Data supplied
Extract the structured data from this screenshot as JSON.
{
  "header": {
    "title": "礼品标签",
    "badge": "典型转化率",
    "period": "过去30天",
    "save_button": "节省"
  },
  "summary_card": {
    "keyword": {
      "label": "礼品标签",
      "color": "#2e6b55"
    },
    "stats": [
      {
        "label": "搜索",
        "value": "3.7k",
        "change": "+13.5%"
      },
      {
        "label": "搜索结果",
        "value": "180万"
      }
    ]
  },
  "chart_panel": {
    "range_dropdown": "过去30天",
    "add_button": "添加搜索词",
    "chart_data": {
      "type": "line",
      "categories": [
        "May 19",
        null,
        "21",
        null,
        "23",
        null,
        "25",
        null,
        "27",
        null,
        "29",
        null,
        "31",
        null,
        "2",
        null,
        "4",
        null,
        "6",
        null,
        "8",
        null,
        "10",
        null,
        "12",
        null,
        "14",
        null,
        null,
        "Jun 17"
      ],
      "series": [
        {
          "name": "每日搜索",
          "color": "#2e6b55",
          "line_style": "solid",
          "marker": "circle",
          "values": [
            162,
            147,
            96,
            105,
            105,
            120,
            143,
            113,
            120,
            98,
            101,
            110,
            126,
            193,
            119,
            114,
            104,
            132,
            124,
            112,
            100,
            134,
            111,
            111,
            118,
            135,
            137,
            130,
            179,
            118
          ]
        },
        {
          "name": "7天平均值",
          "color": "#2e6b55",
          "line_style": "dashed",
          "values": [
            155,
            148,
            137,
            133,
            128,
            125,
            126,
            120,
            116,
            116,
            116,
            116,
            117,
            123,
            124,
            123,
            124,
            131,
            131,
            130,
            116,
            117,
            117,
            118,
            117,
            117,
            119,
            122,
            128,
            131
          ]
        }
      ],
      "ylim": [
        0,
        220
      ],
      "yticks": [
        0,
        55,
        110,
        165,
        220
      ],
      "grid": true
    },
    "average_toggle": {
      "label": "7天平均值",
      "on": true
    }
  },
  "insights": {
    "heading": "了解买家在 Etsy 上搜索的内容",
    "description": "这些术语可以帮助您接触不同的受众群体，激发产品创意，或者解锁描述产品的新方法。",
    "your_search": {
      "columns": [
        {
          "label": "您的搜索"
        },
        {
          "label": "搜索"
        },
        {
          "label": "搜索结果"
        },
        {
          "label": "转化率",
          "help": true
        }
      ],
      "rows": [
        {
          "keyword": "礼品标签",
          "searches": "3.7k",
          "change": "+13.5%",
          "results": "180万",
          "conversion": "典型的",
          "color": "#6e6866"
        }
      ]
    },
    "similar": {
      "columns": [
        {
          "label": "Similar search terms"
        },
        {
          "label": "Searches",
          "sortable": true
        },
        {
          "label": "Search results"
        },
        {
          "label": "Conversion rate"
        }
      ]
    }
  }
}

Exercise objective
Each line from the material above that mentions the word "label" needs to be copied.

Response to this exercise
      "label": "礼品标签",
        "label": "搜索",
        "label": "搜索结果",
      "label": "7天平均值",
          "label": "您的搜索"
          "label": "搜索"
          "label": "搜索结果"
          "label": "转化率",
          "label": "Similar search terms"
          "label": "Searches",
          "label": "Search results"
          "label": "Conversion rate"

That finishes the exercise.